▶ _Problem to work on_: Among the records below, find each line that includes the string "this" and copy it.

▶ _Data supplied_:
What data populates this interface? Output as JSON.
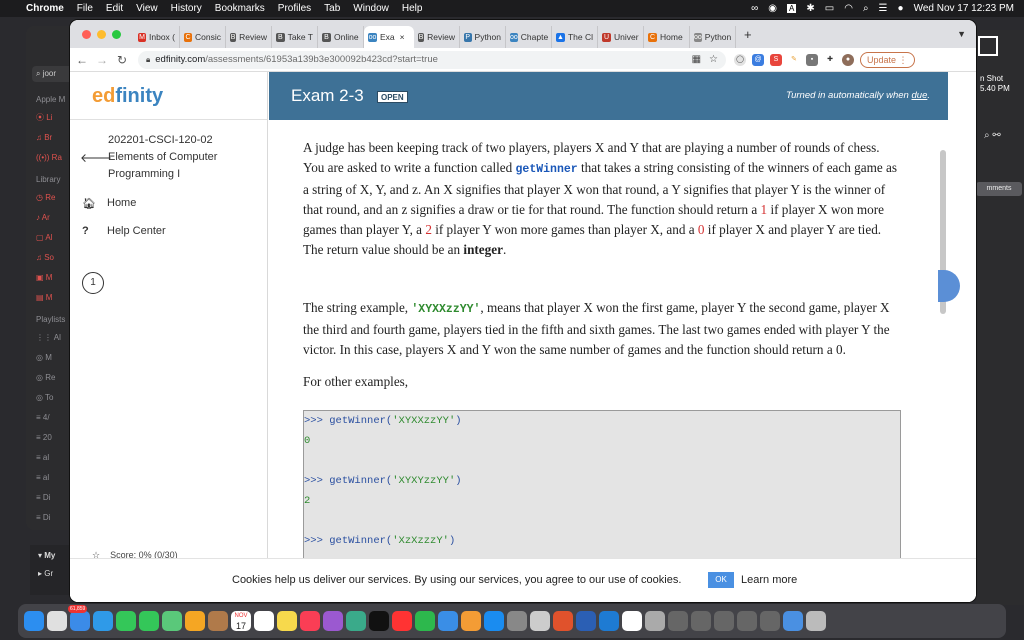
{
  "menubar": {
    "app": "Chrome",
    "items": [
      "File",
      "Edit",
      "View",
      "History",
      "Bookmarks",
      "Profiles",
      "Tab",
      "Window",
      "Help"
    ],
    "clock": "Wed Nov 17  12:23 PM"
  },
  "bg_app": {
    "search": "joor",
    "header_apple": "Apple M",
    "header_library": "Library",
    "header_playlists": "Playlists",
    "bottom_my": "My",
    "bottom_gr": "Gr"
  },
  "bg_right": {
    "shot_line1": "n Shot",
    "shot_line2": "5.40 PM",
    "comments": "mments"
  },
  "tabs": [
    {
      "label": "Inbox (",
      "fav": "M",
      "color": "#d93025"
    },
    {
      "label": "Consic",
      "fav": "C",
      "color": "#e8710a"
    },
    {
      "label": "Review",
      "fav": "B",
      "color": "#555"
    },
    {
      "label": "Take T",
      "fav": "B",
      "color": "#555"
    },
    {
      "label": "Online",
      "fav": "B",
      "color": "#555"
    },
    {
      "label": "Exa",
      "fav": "oo",
      "color": "#3b84c0"
    },
    {
      "label": "Review",
      "fav": "B",
      "color": "#555"
    },
    {
      "label": "Python",
      "fav": "P",
      "color": "#3776ab"
    },
    {
      "label": "Chapte",
      "fav": "oo",
      "color": "#3b84c0"
    },
    {
      "label": "The Cl",
      "fav": "▲",
      "color": "#1a73e8"
    },
    {
      "label": "Univer",
      "fav": "U",
      "color": "#c0392b"
    },
    {
      "label": "Home",
      "fav": "C",
      "color": "#e8710a"
    },
    {
      "label": "Python",
      "fav": "oo",
      "color": "#888"
    }
  ],
  "address": {
    "host": "edfinity.com",
    "path": "/assessments/61953a139b3e300092b423cd?start=true"
  },
  "update_label": "Update",
  "brand": {
    "ed": "ed",
    "finity": "finity"
  },
  "course": {
    "code": "202201-CSCI-120-02",
    "name_line1": "Elements of Computer",
    "name_line2": "Programming I"
  },
  "nav": {
    "home": "Home",
    "help": "Help Center"
  },
  "question_number": "1",
  "score": "Score: 0% (0/30)",
  "exam": {
    "title": "Exam 2-3",
    "badge": "OPEN",
    "due_text": "Turned in automatically when",
    "due_link": "due",
    "due_end": "."
  },
  "problem": {
    "p1_a": "A judge has been keeping track of two players, players X and Y that are playing a number of rounds of chess. You are asked to write a function called ",
    "fn_name": "getWinner",
    "p1_b": " that takes a string consisting of the winners of each game as a string of X, Y, and z. An X signifies that player X won that round, a Y signifies that player Y is the winner of that round, and an z signifies a draw or tie for that round. The function should return a ",
    "num1": "1",
    "p1_c": " if player X won more games than player Y, a ",
    "num2": "2",
    "p1_d": " if player Y won more games than player X, and a ",
    "num0": "0",
    "p1_e": " if player X and player Y are tied. The return value should be an ",
    "integer": "integer",
    "p1_f": ".",
    "p2_a": "The string example, ",
    "example_str": "'XYXXzzYY'",
    "p2_b": ", means that player X won the first game, player Y the second game, player X the third and fourth game, players tied in the fifth and sixth games. The last two games ended with player Y the victor. In this case, players X and Y won the same number of games and the function should return a 0.",
    "p3": "For other examples,"
  },
  "examples": [
    {
      "prompt": ">>> ",
      "call": "getWinner(",
      "arg": "'XYXXzzYY'",
      "close": ")",
      "result": "0"
    },
    {
      "prompt": ">>> ",
      "call": "getWinner(",
      "arg": "'XYXYzzYY'",
      "close": ")",
      "result": "2"
    },
    {
      "prompt": ">>> ",
      "call": "getWinner(",
      "arg": "'XzXzzzY'",
      "close": ")",
      "result": ""
    }
  ],
  "cookie": {
    "message": "Cookies help us deliver our services. By using our services, you agree to our use of cookies.",
    "ok": "OK",
    "learn_more": "Learn more"
  },
  "dock_badges": {
    "mail": "61,859",
    "cal_month": "NOV",
    "cal_day": "17"
  }
}
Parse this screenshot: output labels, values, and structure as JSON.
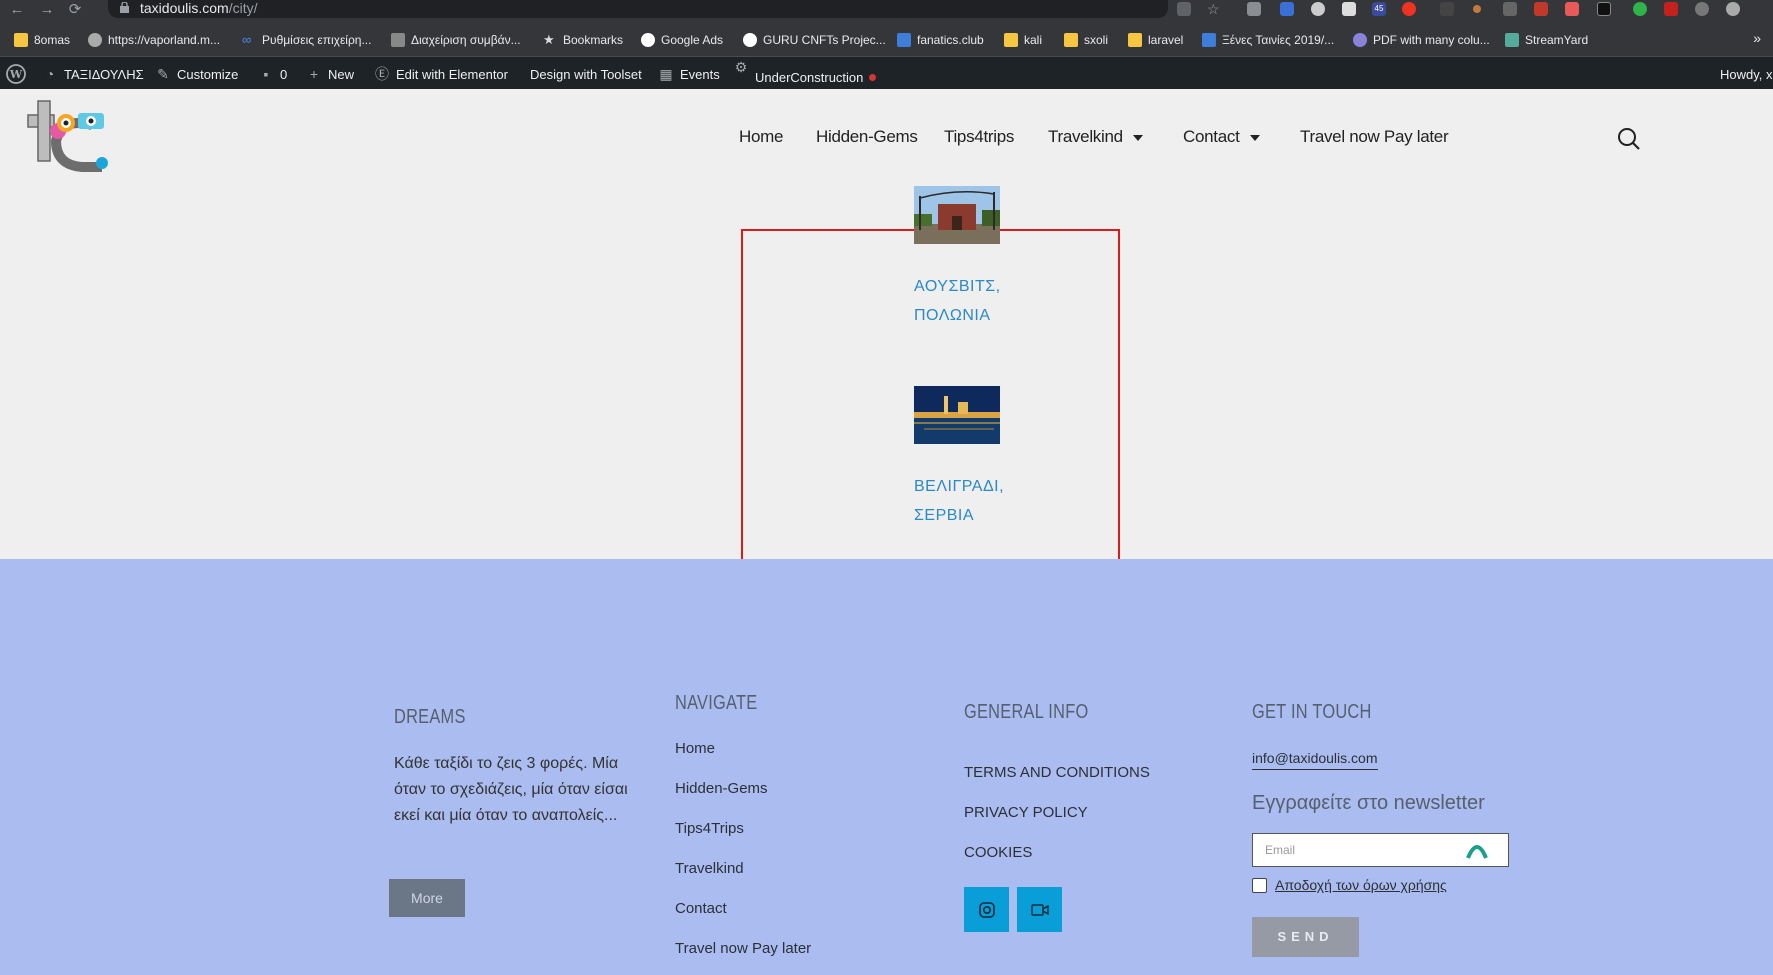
{
  "browser": {
    "url_host": "taxidoulis.com",
    "url_path": "/city/",
    "bookmarks": [
      {
        "label": "8omas"
      },
      {
        "label": "https://vaporland.m..."
      },
      {
        "label": "Ρυθμίσεις επιχείρη..."
      },
      {
        "label": "Διαχείριση συμβάν..."
      },
      {
        "label": "Bookmarks"
      },
      {
        "label": "Google Ads"
      },
      {
        "label": "GURU CNFTs Projec..."
      },
      {
        "label": "fanatics.club"
      },
      {
        "label": "kali"
      },
      {
        "label": "sxoli"
      },
      {
        "label": "laravel"
      },
      {
        "label": "Ξένες Ταινίες 2019/..."
      },
      {
        "label": "PDF with many colu..."
      },
      {
        "label": "StreamYard"
      }
    ],
    "bookmarks_more": "»",
    "ext_badge": "45"
  },
  "adminbar": {
    "site_name": "ΤΑΞΙΔΟΥΛΗΣ",
    "customize": "Customize",
    "comments": "0",
    "new": "New",
    "elementor": "Edit with Elementor",
    "toolset": "Design with Toolset",
    "events": "Events",
    "under_construction": "UnderConstruction",
    "howdy": "Howdy, x"
  },
  "nav": {
    "items": [
      "Home",
      "Hidden-Gems",
      "Tips4trips",
      "Travelkind",
      "Contact",
      "Travel now Pay later"
    ]
  },
  "cities": [
    {
      "name_line1": "ΑΟΥΣΒΙΤΣ,",
      "name_line2": "ΠΟΛΩΝΙΑ"
    },
    {
      "name_line1": "ΒΕΛΙΓΡΑΔΙ,",
      "name_line2": "ΣΕΡΒΙΑ"
    }
  ],
  "footer": {
    "dreams": {
      "heading": "DREAMS",
      "text": "Κάθε ταξίδι το ζεις 3 φορές. Μία όταν το σχεδιάζεις, μία όταν είσαι εκεί και μία όταν το αναπολείς...",
      "more": "More"
    },
    "navigate": {
      "heading": "NAVIGATE",
      "links": [
        "Home",
        "Hidden-Gems",
        "Tips4Trips",
        "Travelkind",
        "Contact",
        "Travel now Pay later"
      ]
    },
    "general": {
      "heading": "GENERAL INFO",
      "links": [
        "TERMS AND CONDITIONS",
        "PRIVACY POLICY",
        "COOKIES"
      ]
    },
    "touch": {
      "heading": "GET IN TOUCH",
      "email": "info@taxidoulis.com",
      "newsletter_prefix": "Εγγραφείτε στο",
      "newsletter_word": "newsletter",
      "email_placeholder": "Email",
      "terms": "Αποδοχή των όρων χρήσης",
      "send": "SEND"
    }
  },
  "colors": {
    "footer_bg": "#abbdf0",
    "link_blue": "#2a8ac6",
    "highlight_red": "#e0191b",
    "social_blue": "#0a9ed8"
  }
}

▶ _Exercise response_:
What data populates this interface? Output as JSON.
    "p2_b": ", means that player X won the first game, player Y the second game, player X the third and fourth game, players tied in the fifth and sixth games. The last two games ended with player Y the victor. In this case, players X and Y won the same number of games and the function should return a 0.",
Parse this screenshot: output labels, values, and structure as JSON.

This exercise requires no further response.